If you have endometriosis and are trying to become pregnant, surgery to remove as much endometriosis as possible while preserving your uterus and ovaries (conservative surgery) may increase your chances of success. If you have severe pain from endometriosis, you may also benefit from surgery — however, endometriosis and pain may return.
The doctor may do this procedure laparoscopically or through traditional abdominal surgery in more extensive cases.
Assisted reproductive technologies
Assisted reproductive technologies, such as in vitro fertilization (IVF) to help you become pregnant are sometimes preferable to conservative surgery. Doctors often suggest one of these approaches if conservative surgery doesn't work. If you wish to discuss about any specific problem, you can consult a Gynaecologist.
Excess facial hair growth in a woman results from a condition known as the hirsutism. The growth in hair pattern is exactly similar to that of an adult male. Areas, where abnormal hair growth is visible, are chest, above the lips, etc. These hairs are dark, but fine in nature. They are more commonly known as peach fuzz.
There could be a number of reasons for excess facial hair in a woman:
- Genetic reasons: Women from the Indian sub-continent or Mediterranean region are more likely to have facial hair as compared to their American, European and East-Asian counterparts. One of the common reasons for facial hair growth is genetics. It is a trend that runs in the family, it is more likely that a woman will get it. There is not much that can be done in this case except managing the hair growth effectively.
- Imbalance of the hormone: Abnormal hormone production can lead to hirsutism. In many cases, there are conditions where female starts producing male hormones leading to abnormal hair growth in the face. One of the most common causes of facial hair growth is polycystic ovarian syndrome (POS). This again is a hormonal imbalance leading to facial hair growth. Even adrenal gland related disorders such as Cushing’s syndrome, Adrenal cancer and congenital adrenal hyperplasia can lead to excess hair.
- Medications: Certain medication can lead to excess hair growth in the face. For instance, the certain steroid such as anabolic can lead to excess hair growth. Minoxidil is also known to cause hirsutism if taken in excess of 1 ml per day. Other medication related to testosterone and cyclosporine can lead to excess facial hair in females. It is advised to follow the doctor’s advice before consuming any of these medicines.
- Androgens: Although androgen is a male hormone, it is present in minute quantities in women too. Facial hair increase is nothing, but the sudden increased production of androgen in a female. Even birth control pills can lead to an increased production of androgen in the body. In these cases, it is very important to seek medical advice.
Treatment and remedies:
One should get medical help at the earliest if one of these conditions matches their symptoms:
- The hair growth is sudden and abrupt.
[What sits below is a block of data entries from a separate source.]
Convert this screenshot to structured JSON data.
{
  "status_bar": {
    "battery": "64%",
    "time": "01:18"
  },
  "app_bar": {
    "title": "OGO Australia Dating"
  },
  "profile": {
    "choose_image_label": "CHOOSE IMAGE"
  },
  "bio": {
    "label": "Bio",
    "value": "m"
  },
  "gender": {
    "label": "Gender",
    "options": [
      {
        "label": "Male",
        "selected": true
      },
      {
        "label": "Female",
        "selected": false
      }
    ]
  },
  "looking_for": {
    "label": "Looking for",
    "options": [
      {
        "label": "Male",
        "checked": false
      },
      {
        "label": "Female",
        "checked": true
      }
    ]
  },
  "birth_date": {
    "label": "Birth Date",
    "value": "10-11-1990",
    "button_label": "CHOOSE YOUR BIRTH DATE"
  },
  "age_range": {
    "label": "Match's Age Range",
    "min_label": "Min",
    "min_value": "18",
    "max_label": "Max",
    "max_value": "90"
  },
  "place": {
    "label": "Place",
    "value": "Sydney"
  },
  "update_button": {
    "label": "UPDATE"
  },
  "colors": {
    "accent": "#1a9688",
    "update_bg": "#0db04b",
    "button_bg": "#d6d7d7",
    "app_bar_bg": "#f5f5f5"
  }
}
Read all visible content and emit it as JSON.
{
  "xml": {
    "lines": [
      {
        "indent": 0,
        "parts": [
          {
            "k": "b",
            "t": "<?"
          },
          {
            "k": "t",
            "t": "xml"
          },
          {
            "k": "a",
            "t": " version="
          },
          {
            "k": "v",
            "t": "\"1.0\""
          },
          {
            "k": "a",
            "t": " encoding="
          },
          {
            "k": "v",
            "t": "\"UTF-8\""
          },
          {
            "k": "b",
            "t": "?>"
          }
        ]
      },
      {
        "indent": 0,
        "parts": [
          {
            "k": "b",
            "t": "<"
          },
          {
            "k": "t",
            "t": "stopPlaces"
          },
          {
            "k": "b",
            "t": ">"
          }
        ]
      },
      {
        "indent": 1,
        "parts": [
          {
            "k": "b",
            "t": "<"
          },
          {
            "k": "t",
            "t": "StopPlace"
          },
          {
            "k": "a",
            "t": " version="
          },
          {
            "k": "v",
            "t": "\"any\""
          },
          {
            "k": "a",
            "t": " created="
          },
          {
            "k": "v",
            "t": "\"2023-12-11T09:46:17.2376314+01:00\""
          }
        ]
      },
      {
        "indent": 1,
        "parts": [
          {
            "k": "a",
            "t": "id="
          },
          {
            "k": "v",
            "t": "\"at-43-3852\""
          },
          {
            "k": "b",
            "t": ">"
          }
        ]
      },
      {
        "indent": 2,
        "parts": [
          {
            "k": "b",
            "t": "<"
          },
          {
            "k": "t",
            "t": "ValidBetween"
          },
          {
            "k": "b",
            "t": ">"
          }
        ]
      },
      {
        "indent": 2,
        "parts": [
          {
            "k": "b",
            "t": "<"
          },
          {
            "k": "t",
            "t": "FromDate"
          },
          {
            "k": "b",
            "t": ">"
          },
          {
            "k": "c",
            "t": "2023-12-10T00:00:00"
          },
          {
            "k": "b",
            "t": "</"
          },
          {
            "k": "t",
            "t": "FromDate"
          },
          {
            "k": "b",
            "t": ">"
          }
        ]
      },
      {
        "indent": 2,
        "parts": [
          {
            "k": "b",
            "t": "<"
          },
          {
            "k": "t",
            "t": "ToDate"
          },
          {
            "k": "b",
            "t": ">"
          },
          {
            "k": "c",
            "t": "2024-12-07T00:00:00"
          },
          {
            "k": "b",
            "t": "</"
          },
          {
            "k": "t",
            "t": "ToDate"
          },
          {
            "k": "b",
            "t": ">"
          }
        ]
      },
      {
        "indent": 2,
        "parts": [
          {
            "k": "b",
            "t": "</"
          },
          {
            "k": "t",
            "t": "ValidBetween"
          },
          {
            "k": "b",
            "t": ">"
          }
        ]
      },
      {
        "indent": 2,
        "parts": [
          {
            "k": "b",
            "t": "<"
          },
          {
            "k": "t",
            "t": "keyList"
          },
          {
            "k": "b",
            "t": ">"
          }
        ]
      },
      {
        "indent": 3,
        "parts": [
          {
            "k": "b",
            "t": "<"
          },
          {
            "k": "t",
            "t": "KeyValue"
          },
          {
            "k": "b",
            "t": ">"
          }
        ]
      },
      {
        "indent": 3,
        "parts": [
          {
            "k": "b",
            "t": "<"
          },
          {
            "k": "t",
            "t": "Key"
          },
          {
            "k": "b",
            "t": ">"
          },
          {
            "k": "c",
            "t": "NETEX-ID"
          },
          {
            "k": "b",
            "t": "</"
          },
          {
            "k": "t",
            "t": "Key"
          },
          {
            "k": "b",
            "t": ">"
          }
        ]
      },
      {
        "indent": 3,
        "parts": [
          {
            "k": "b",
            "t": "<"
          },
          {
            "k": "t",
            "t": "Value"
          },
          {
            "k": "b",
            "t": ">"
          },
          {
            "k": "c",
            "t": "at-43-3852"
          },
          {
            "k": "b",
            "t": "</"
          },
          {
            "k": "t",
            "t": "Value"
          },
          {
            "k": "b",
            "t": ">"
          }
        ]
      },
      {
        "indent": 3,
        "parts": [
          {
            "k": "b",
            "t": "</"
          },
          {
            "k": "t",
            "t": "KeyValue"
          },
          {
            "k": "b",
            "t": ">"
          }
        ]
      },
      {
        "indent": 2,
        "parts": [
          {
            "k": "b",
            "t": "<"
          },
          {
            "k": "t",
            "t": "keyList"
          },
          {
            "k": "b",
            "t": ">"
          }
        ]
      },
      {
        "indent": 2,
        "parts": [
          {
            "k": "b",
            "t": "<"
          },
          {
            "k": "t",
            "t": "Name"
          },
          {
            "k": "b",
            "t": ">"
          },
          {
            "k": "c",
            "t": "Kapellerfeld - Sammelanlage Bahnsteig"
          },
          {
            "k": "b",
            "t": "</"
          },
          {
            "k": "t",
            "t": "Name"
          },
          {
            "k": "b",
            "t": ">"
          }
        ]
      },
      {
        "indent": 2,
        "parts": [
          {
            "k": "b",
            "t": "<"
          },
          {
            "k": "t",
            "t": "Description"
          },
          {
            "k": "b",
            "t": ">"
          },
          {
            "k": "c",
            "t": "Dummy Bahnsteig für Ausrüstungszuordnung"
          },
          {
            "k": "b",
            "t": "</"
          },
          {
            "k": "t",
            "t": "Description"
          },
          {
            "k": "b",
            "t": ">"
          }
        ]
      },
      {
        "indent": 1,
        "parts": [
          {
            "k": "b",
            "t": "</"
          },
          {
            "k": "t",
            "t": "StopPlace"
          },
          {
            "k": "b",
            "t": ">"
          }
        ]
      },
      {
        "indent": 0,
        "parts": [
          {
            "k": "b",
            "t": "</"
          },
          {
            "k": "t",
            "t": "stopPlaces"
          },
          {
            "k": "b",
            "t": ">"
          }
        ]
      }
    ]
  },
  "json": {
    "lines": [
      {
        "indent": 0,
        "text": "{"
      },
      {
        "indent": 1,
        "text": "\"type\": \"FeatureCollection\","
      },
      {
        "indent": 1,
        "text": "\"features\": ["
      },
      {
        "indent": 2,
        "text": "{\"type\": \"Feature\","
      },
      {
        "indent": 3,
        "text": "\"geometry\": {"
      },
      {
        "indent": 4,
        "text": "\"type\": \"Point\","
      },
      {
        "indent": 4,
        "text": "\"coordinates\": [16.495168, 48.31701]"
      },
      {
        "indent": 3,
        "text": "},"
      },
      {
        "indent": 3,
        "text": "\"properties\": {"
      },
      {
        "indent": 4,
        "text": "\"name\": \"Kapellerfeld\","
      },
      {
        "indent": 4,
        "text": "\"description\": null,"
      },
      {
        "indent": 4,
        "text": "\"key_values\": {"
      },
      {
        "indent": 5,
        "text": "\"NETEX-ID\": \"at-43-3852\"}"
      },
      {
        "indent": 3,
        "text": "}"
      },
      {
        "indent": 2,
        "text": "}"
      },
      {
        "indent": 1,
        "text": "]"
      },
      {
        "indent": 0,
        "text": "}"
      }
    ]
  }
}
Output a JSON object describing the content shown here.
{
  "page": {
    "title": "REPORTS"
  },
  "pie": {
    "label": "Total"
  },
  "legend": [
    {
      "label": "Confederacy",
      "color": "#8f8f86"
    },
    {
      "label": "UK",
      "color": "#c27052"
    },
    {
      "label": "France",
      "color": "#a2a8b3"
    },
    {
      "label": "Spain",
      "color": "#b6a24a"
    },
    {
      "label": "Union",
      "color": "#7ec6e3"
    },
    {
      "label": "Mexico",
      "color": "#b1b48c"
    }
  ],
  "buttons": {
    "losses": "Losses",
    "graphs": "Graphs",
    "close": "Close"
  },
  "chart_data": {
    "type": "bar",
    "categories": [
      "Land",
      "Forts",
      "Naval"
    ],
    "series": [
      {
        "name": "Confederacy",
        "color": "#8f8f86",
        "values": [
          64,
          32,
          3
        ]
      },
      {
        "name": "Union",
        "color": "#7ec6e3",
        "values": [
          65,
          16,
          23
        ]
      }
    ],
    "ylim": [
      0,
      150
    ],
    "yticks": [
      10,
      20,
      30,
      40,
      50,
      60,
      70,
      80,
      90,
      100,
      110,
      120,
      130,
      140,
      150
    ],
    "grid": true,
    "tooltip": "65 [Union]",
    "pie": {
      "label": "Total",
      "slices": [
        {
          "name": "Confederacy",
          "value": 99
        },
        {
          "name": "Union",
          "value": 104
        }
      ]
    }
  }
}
- One witness male features such as increases muscle, acne and reduced breast size.
- Certain medication has led to the hair growth.
- Usage of shaving, plucking and depilatory cream
- Laser hair reduction procedure shows immediate results in stopping and countering any further hair growth.
- Electrolysis can be tried to permanently damage the follicles.
- Weight loss is another good solution to excess hair growth. If you wish to discuss about any specific problem, you can consult a doctor and ask a free question.